-- Task to carry out --
Please quote the material exactly, every line of it.

-----

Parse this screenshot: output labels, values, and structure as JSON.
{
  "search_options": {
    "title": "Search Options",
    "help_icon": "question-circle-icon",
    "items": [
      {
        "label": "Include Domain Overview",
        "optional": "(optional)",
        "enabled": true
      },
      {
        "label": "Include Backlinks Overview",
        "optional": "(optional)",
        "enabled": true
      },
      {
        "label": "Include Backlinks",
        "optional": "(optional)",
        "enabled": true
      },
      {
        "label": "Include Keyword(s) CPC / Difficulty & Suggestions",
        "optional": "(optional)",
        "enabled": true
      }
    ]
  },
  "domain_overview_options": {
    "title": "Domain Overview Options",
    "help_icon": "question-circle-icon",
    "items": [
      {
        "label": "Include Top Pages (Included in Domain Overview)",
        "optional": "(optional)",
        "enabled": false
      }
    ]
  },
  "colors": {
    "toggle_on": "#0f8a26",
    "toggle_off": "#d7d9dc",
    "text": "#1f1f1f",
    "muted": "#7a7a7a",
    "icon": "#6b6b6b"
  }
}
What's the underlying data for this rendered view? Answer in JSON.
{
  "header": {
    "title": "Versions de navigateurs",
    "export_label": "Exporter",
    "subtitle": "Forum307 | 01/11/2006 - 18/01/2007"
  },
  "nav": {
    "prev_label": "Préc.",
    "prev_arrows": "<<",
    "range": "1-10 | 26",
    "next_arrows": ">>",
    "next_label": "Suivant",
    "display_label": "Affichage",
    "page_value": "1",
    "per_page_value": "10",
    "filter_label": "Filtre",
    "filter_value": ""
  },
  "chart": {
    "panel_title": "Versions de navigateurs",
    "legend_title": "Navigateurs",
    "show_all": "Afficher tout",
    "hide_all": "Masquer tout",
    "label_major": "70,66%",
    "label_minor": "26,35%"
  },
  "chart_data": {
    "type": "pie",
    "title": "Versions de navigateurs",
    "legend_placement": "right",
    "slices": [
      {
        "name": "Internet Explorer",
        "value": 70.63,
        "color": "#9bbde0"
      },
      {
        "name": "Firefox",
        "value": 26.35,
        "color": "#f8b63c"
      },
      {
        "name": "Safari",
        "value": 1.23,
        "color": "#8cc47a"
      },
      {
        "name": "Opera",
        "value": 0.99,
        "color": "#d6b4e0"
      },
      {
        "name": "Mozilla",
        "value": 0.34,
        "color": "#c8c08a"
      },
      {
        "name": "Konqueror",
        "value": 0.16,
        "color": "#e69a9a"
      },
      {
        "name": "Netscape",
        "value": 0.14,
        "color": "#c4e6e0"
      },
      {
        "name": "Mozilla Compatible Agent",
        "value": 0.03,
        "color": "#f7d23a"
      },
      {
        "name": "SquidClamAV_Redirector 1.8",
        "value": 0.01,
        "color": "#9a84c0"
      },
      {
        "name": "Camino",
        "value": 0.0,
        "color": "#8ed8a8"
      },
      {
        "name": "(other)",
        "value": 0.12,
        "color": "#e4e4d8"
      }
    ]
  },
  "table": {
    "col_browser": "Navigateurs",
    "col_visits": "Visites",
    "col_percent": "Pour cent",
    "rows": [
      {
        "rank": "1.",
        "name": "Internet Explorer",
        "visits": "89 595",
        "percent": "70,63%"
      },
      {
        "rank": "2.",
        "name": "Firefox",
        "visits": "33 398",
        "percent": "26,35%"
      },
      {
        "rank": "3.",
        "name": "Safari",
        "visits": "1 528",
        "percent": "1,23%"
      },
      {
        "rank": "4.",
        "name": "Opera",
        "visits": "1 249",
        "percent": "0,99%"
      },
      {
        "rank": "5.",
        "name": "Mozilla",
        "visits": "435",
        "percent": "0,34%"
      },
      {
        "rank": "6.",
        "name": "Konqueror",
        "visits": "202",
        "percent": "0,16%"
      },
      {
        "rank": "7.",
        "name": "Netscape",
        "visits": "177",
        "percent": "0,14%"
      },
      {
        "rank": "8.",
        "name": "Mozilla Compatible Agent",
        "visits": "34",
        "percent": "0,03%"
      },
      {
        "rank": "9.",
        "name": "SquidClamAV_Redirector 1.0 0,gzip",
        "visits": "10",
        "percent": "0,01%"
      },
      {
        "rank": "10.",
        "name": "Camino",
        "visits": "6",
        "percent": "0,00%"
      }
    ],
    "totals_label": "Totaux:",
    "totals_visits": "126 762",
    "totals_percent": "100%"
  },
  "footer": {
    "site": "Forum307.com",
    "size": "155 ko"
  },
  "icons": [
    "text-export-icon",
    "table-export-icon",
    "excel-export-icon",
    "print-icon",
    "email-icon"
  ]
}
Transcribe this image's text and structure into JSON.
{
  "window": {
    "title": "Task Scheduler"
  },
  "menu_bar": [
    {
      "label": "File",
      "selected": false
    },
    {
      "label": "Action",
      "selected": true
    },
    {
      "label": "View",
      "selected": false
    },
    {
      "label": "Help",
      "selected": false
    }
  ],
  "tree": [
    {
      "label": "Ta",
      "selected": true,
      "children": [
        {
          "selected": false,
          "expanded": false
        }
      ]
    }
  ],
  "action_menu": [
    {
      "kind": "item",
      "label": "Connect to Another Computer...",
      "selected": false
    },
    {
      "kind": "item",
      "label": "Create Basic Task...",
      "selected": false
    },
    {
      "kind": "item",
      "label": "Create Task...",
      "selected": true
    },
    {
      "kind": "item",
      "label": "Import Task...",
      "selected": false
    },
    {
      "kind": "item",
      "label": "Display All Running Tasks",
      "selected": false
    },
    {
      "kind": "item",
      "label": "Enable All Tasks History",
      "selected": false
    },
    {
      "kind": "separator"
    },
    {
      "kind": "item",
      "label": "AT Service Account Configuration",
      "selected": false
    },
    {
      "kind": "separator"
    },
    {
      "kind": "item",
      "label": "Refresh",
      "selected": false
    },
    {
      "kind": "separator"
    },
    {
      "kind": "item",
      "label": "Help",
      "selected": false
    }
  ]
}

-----

-- Solution to the exercise --
Parse this screenshot: output labels, values, and structure as JSON.
{
  "search_options": {
    "title": "Search Options",
    "help_icon": "question-circle-icon",
    "items": [
      {
        "label": "Include Domain Overview",
        "optional": "(optional)",
        "enabled": true
      },
      {
        "label": "Include Backlinks Overview",
        "optional": "(optional)",
        "enabled": true
      },
      {
        "label": "Include Backlinks",
        "optional": "(optional)",
        "enabled": true
      },
      {
        "label": "Include Keyword(s) CPC / Difficulty & Suggestions",
        "optional": "(optional)",
        "enabled": true
      }
    ]
  },
  "domain_overview_options": {
    "title": "Domain Overview Options",
    "help_icon": "question-circle-icon",
    "items": [
      {
        "label": "Include Top Pages (Included in Domain Overview)",
        "optional": "(optional)",
        "enabled": false
      }
    ]
  },
  "colors": {
    "toggle_on": "#0f8a26",
    "toggle_off": "#d7d9dc",
    "text": "#1f1f1f",
    "muted": "#7a7a7a",
    "icon": "#6b6b6b"
  }
}
What's the underlying data for this rendered view? Answer in JSON.
{
  "header": {
    "title": "Versions de navigateurs",
    "export_label": "Exporter",
    "subtitle": "Forum307 | 01/11/2006 - 18/01/2007"
  },
  "nav": {
    "prev_label": "Préc.",
    "prev_arrows": "<<",
    "range": "1-10 | 26",
    "next_arrows": ">>",
    "next_label": "Suivant",
    "display_label": "Affichage",
    "page_value": "1",
    "per_page_value": "10",
    "filter_label": "Filtre",
    "filter_value": ""
  },
  "chart": {
    "panel_title": "Versions de navigateurs",
    "legend_title": "Navigateurs",
    "show_all": "Afficher tout",
    "hide_all": "Masquer tout",
    "label_major": "70,66%",
    "label_minor": "26,35%"
  },
  "chart_data": {
    "type": "pie",
    "title": "Versions de navigateurs",
    "legend_placement": "right",
    "slices": [
      {
        "name": "Internet Explorer",
        "value": 70.63,
        "color": "#9bbde0"
      },
      {
        "name": "Firefox",
        "value": 26.35,
        "color": "#f8b63c"
      },
      {
        "name": "Safari",
        "value": 1.23,
        "color": "#8cc47a"
      },
      {
        "name": "Opera",
        "value": 0.99,
        "color": "#d6b4e0"
      },
      {
        "name": "Mozilla",
        "value": 0.34,
        "color": "#c8c08a"
      },
      {
        "name": "Konqueror",
        "value": 0.16,
        "color": "#e69a9a"
      },
      {
        "name": "Netscape",
        "value": 0.14,
        "color": "#c4e6e0"
      },
      {
        "name": "Mozilla Compatible Agent",
        "value": 0.03,
        "color": "#f7d23a"
      },
      {
        "name": "SquidClamAV_Redirector 1.8",
        "value": 0.01,
        "color": "#9a84c0"
      },
      {
        "name": "Camino",
        "value": 0.0,
        "color": "#8ed8a8"
      },
      {
        "name": "(other)",
        "value": 0.12,
        "color": "#e4e4d8"
      }
    ]
  },
  "table": {
    "col_browser": "Navigateurs",
    "col_visits": "Visites",
    "col_percent": "Pour cent",
    "rows": [
      {
        "rank": "1.",
        "name": "Internet Explorer",
        "visits": "89 595",
        "percent": "70,63%"
      },
      {
        "rank": "2.",
        "name": "Firefox",
        "visits": "33 398",
        "percent": "26,35%"
      },
      {
        "rank": "3.",
        "name": "Safari",
        "visits": "1 528",
        "percent": "1,23%"
      },
      {
        "rank": "4.",
        "name": "Opera",
        "visits": "1 249",
        "percent": "0,99%"
      },
      {
        "rank": "5.",
        "name": "Mozilla",
        "visits": "435",
        "percent": "0,34%"
      },
      {
        "rank": "6.",
        "name": "Konqueror",
        "visits": "202",
        "percent": "0,16%"
      },
      {
        "rank": "7.",
        "name": "Netscape",
        "visits": "177",
        "percent": "0,14%"
      },
      {
        "rank": "8.",
        "name": "Mozilla Compatible Agent",
        "visits": "34",
        "percent": "0,03%"
      },
      {
        "rank": "9.",
        "name": "SquidClamAV_Redirector 1.0 0,gzip",
        "visits": "10",
        "percent": "0,01%"
      },
      {
        "rank": "10.",
        "name": "Camino",
        "visits": "6",
        "percent": "0,00%"
      }
    ],
    "totals_label": "Totaux:",
    "totals_visits": "126 762",
    "totals_percent": "100%"
  },
  "footer": {
    "site": "Forum307.com",
    "size": "155 ko"
  },
  "icons": [
    "text-export-icon",
    "table-export-icon",
    "excel-export-icon",
    "print-icon",
    "email-icon"
  ]
}
Transcribe this image's text and structure into JSON.
{
  "window": {
    "title": "Task Scheduler"
  },
  "menu_bar": [
    {
      "label": "File",
      "selected": false
    },
    {
      "label": "Action",
      "selected": true
    },
    {
      "label": "View",
      "selected": false
    },
    {
      "label": "Help",
      "selected": false
    }
  ],
  "tree": [
    {
      "label": "Ta",
      "selected": true,
      "children": [
        {
          "selected": false,
          "expanded": false
        }
      ]
    }
  ],
  "action_menu": [
    {
      "kind": "item",
      "label": "Connect to Another Computer...",
      "selected": false
    },
    {
      "kind": "item",
      "label": "Create Basic Task...",
      "selected": false
    },
    {
      "kind": "item",
      "label": "Create Task...",
      "selected": true
    },
    {
      "kind": "item",
      "label": "Import Task...",
      "selected": false
    },
    {
      "kind": "item",
      "label": "Display All Running Tasks",
      "selected": false
    },
    {
      "kind": "item",
      "label": "Enable All Tasks History",
      "selected": false
    },
    {
      "kind": "separator"
    },
    {
      "kind": "item",
      "label": "AT Service Account Configuration",
      "selected": false
    },
    {
      "kind": "separator"
    },
    {
      "kind": "item",
      "label": "Refresh",
      "selected": false
    },
    {
      "kind": "separator"
    },
    {
      "kind": "item",
      "label": "Help",
      "selected": false
    }
  ]
}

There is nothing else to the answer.